OPINION

Courting the people’s views

Go as far as you can see, and when you get there, you’ll see farther, goes a saying attributed to Thomas Carlyle. The Supreme Court has gone as far as invalidating an attempt to provide a legislated alternative to its own collegium system of judicial appointments. After restoring the judge-made system, it has to necessarily see farther and come up with improvements that will enhance transparency in appointments and provide reasonable eligibility criteria for prospective judges. Having both struck down the Constitution amendment to set up a National Judicial Appointments Commission and admitted to serious shortcomings in the system it has been implementing for over two decades, the court has to take the next logical step of reforming the existing mechanism. It has embarked on a unique process to involve the entire society in the exercise by inviting suggestions from the public. For the first time, the average citizen will be involved in a process hitherto seen as arcane and solely within the domain of the government and the higher judiciary. It may not have been ideal in a democracy for something as important as criteria for appointments to the higher judiciary to be evolved through a court hearing merely after listening to key stakeholders — the government and the legal fraternity. This would have meant nothing more than a process of harmonising courtroom differences and evolving a common scheme. By widening the range of views to include the public at large, the court has made it as close to a democratic exercise as possible.

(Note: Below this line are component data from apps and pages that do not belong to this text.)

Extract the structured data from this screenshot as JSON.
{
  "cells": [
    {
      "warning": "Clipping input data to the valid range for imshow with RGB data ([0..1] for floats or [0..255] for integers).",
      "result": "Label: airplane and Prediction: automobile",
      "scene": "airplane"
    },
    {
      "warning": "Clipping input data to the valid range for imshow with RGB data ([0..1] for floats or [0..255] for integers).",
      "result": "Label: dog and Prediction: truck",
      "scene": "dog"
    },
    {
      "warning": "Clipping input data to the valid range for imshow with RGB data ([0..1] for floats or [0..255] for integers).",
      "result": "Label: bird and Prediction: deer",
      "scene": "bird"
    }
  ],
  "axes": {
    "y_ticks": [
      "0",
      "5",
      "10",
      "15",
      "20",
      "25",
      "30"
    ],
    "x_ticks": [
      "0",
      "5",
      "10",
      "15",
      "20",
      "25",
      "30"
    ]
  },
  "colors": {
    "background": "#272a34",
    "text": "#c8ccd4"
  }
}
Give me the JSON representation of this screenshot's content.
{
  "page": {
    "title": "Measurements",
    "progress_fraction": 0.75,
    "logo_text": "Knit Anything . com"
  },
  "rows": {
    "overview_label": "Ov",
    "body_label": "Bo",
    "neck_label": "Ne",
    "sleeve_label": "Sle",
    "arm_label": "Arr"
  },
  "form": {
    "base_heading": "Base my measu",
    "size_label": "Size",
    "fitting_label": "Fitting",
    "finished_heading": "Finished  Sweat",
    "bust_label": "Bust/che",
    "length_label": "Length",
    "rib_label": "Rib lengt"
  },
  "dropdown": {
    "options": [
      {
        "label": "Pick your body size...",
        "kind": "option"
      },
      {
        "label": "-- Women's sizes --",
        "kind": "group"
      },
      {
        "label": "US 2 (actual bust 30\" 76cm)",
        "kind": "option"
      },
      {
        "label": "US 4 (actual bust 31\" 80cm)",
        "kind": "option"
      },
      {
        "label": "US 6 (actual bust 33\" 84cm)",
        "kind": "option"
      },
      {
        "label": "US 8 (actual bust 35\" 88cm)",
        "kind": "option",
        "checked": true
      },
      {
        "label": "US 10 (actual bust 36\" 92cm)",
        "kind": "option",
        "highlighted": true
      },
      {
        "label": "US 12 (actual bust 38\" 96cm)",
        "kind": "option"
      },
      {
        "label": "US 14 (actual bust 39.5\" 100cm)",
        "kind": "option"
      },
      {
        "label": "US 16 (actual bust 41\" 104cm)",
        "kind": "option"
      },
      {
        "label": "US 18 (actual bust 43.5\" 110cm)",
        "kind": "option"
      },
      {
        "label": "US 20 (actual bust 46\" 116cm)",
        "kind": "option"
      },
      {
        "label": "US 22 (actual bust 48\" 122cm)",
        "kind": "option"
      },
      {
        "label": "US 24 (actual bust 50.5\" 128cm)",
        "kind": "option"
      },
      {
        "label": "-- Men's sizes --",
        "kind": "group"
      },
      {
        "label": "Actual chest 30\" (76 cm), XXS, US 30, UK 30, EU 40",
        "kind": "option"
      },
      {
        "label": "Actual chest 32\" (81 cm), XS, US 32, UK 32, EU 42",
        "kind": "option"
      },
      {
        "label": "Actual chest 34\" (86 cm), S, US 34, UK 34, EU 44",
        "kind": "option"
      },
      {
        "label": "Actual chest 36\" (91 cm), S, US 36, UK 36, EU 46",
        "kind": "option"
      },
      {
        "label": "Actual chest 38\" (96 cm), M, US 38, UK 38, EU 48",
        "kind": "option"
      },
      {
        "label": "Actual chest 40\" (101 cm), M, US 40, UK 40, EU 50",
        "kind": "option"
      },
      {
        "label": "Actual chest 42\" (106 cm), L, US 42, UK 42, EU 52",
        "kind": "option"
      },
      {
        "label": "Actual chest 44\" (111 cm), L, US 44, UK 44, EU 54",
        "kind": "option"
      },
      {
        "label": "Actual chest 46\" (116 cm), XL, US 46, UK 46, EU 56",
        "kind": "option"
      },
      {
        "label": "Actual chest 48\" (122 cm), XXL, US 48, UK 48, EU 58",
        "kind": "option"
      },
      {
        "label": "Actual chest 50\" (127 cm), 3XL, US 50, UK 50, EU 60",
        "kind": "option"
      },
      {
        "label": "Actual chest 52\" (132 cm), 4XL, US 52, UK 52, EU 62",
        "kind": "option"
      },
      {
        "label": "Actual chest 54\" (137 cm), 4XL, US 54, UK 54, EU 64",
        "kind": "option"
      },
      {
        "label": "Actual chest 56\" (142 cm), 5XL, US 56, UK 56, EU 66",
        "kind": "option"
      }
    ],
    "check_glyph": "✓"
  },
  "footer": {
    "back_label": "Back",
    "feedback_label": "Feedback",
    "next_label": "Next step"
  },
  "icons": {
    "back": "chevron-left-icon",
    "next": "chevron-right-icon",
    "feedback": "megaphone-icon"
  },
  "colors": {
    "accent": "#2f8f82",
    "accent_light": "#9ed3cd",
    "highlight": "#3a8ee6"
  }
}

Public participation may provide a rare opportunity for the government and the judiciary to understand the expectations of the public. It is time for the stakeholders to come together, leaving behind any hint of a conflict between parliamentary sovereignty and judicial primacy. However, the process should not be bogged down by impractical or highly idealistic suggestions, but be one that puts together the best practices of different possible selection mechanisms, and attracts the best available talent drawn from diverse sections of society. What the court has embarked on is indeed an onerous task, combining as it does the responsibility to deliver on its promise to remove acknowledged shortcomings and the duty to have a selection process that will be qualitatively superior. But one question remains. How will the impression that the court is legislating from the Bench be overcome? Is it enough if improved procedures and guidelines are in place for selection of candidates for the superior judiciary? The law laid down by the Supreme Court is binding on all, and may normally not require any other source of authority. However, this issue concerns the judiciary itself. It has arisen only because of widespread dissatisfaction over the appointments process being treated as its internal matter. In this backdrop, it will be wiser if the norms to be laid down are converted into law. The government should offer to bring in legislation in line with the court’s own mechanism.